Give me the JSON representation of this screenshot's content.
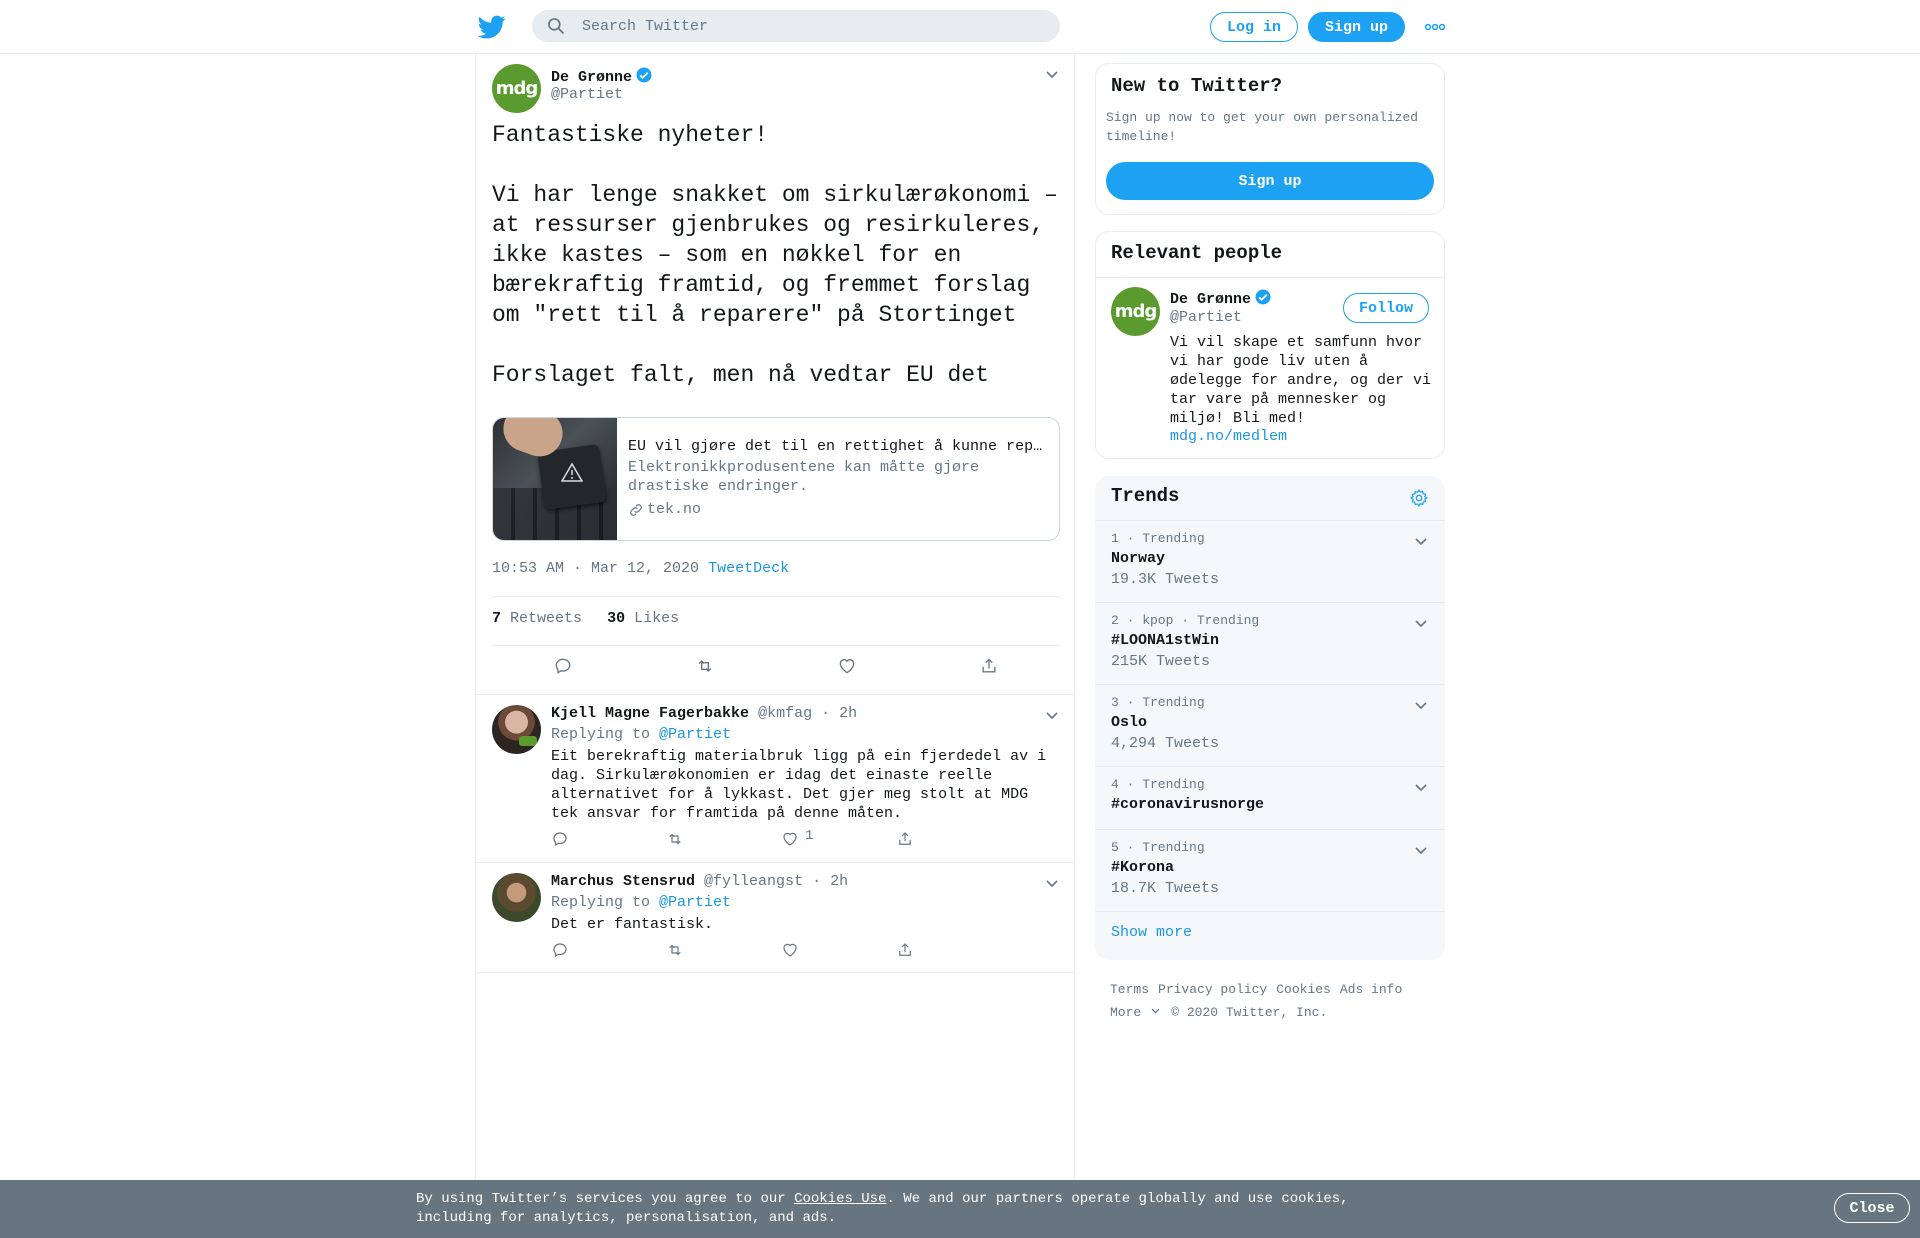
{
  "topbar": {
    "search_placeholder": "Search Twitter",
    "login_label": "Log in",
    "signup_label": "Sign up",
    "more_icon": "more-horizontal-icon"
  },
  "tweet": {
    "avatar_text": "mdg",
    "name": "De Grønne",
    "handle": "@Partiet",
    "text": "Fantastiske nyheter!\n\nVi har lenge snakket om sirkulærøkonomi – at ressurser gjenbrukes og resirkuleres, ikke kastes – som en nøkkel for en bærekraftig framtid, og fremmet forslag om \"rett til å reparere\" på Stortinget\n\nForslaget falt, men nå vedtar EU det",
    "card": {
      "title": "EU vil gjøre det til en rettighet å kunne reparere",
      "description": "Elektronikkprodusentene kan måtte gjøre drastiske endringer.",
      "domain": "tek.no"
    },
    "time": "10:53 AM · Mar 12, 2020",
    "time_sep": "·",
    "source": "TweetDeck",
    "retweets": "7",
    "retweets_label": "Retweets",
    "likes": "30",
    "likes_label": "Likes"
  },
  "replies": [
    {
      "name": "Kjell Magne Fagerbakke",
      "handle": "@kmfag",
      "sep": "·",
      "time": "2h",
      "replying_label": "Replying to",
      "replying_handle": "@Partiet",
      "text": "Eit berekraftig materialbruk ligg på ein fjerdedel av i dag. Sirkulærøkonomien er idag det einaste reelle alternativet for å lykkast. Det gjer meg stolt at MDG tek ansvar for framtida på denne måten.",
      "like_count": "1"
    },
    {
      "name": "Marchus Stensrud",
      "handle": "@fylleangst",
      "sep": "·",
      "time": "2h",
      "replying_label": "Replying to",
      "replying_handle": "@Partiet",
      "text": "Det er fantastisk.",
      "like_count": ""
    }
  ],
  "sidebar": {
    "new_title": "New to Twitter?",
    "new_text": "Sign up now to get your own personalized timeline!",
    "new_signup": "Sign up",
    "relevant_title": "Relevant people",
    "person": {
      "avatar_text": "mdg",
      "name": "De Grønne",
      "handle": "@Partiet",
      "follow_label": "Follow",
      "bio": "Vi vil skape et samfunn hvor vi har gode liv uten å ødelegge for andre, og der vi tar vare på mennesker og miljø! Bli med!",
      "link": "mdg.no/medlem"
    },
    "trends_title": "Trends",
    "trends": [
      {
        "meta": "1 · Trending",
        "name": "Norway",
        "count": "19.3K Tweets"
      },
      {
        "meta": "2 · kpop · Trending",
        "name": "#LOONA1stWin",
        "count": "215K Tweets"
      },
      {
        "meta": "3 · Trending",
        "name": "Oslo",
        "count": "4,294 Tweets"
      },
      {
        "meta": "4 · Trending",
        "name": "#coronavirusnorge",
        "count": ""
      },
      {
        "meta": "5 · Trending",
        "name": "#Korona",
        "count": "18.7K Tweets"
      }
    ],
    "show_more": "Show more"
  },
  "footer": {
    "links": [
      "Terms",
      "Privacy policy",
      "Cookies",
      "Ads info"
    ],
    "more": "More",
    "copyright": "© 2020 Twitter, Inc."
  },
  "cookie": {
    "text_before": "By using Twitter’s services you agree to our ",
    "link": "Cookies Use",
    "text_after": ". We and our partners operate globally and use cookies, including for analytics, personalisation, and ads.",
    "close": "Close"
  },
  "colors": {
    "accent": "#1da1f2",
    "link": "#1b95e0",
    "mdg_green": "#5a9a2e",
    "cookie_bg": "#66757f"
  }
}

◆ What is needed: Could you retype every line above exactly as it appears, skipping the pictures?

◆ Exercise answer:
Give me the JSON representation of this screenshot's content.
{
  "topbar": {
    "search_placeholder": "Search Twitter",
    "login_label": "Log in",
    "signup_label": "Sign up",
    "more_icon": "more-horizontal-icon"
  },
  "tweet": {
    "avatar_text": "mdg",
    "name": "De Grønne",
    "handle": "@Partiet",
    "text": "Fantastiske nyheter!\n\nVi har lenge snakket om sirkulærøkonomi – at ressurser gjenbrukes og resirkuleres, ikke kastes – som en nøkkel for en bærekraftig framtid, og fremmet forslag om \"rett til å reparere\" på Stortinget\n\nForslaget falt, men nå vedtar EU det",
    "card": {
      "title": "EU vil gjøre det til en rettighet å kunne reparere",
      "description": "Elektronikkprodusentene kan måtte gjøre drastiske endringer.",
      "domain": "tek.no"
    },
    "time": "10:53 AM · Mar 12, 2020",
    "time_sep": "·",
    "source": "TweetDeck",
    "retweets": "7",
    "retweets_label": "Retweets",
    "likes": "30",
    "likes_label": "Likes"
  },
  "replies": [
    {
      "name": "Kjell Magne Fagerbakke",
      "handle": "@kmfag",
      "sep": "·",
      "time": "2h",
      "replying_label": "Replying to",
      "replying_handle": "@Partiet",
      "text": "Eit berekraftig materialbruk ligg på ein fjerdedel av i dag. Sirkulærøkonomien er idag det einaste reelle alternativet for å lykkast. Det gjer meg stolt at MDG tek ansvar for framtida på denne måten.",
      "like_count": "1"
    },
    {
      "name": "Marchus Stensrud",
      "handle": "@fylleangst",
      "sep": "·",
      "time": "2h",
      "replying_label": "Replying to",
      "replying_handle": "@Partiet",
      "text": "Det er fantastisk.",
      "like_count": ""
    }
  ],
  "sidebar": {
    "new_title": "New to Twitter?",
    "new_text": "Sign up now to get your own personalized timeline!",
    "new_signup": "Sign up",
    "relevant_title": "Relevant people",
    "person": {
      "avatar_text": "mdg",
      "name": "De Grønne",
      "handle": "@Partiet",
      "follow_label": "Follow",
      "bio": "Vi vil skape et samfunn hvor vi har gode liv uten å ødelegge for andre, og der vi tar vare på mennesker og miljø! Bli med!",
      "link": "mdg.no/medlem"
    },
    "trends_title": "Trends",
    "trends": [
      {
        "meta": "1 · Trending",
        "name": "Norway",
        "count": "19.3K Tweets"
      },
      {
        "meta": "2 · kpop · Trending",
        "name": "#LOONA1stWin",
        "count": "215K Tweets"
      },
      {
        "meta": "3 · Trending",
        "name": "Oslo",
        "count": "4,294 Tweets"
      },
      {
        "meta": "4 · Trending",
        "name": "#coronavirusnorge",
        "count": ""
      },
      {
        "meta": "5 · Trending",
        "name": "#Korona",
        "count": "18.7K Tweets"
      }
    ],
    "show_more": "Show more"
  },
  "footer": {
    "links": [
      "Terms",
      "Privacy policy",
      "Cookies",
      "Ads info"
    ],
    "more": "More",
    "copyright": "© 2020 Twitter, Inc."
  },
  "cookie": {
    "text_before": "By using Twitter’s services you agree to our ",
    "link": "Cookies Use",
    "text_after": ". We and our partners operate globally and use cookies, including for analytics, personalisation, and ads.",
    "close": "Close"
  },
  "colors": {
    "accent": "#1da1f2",
    "link": "#1b95e0",
    "mdg_green": "#5a9a2e",
    "cookie_bg": "#66757f"
  }
}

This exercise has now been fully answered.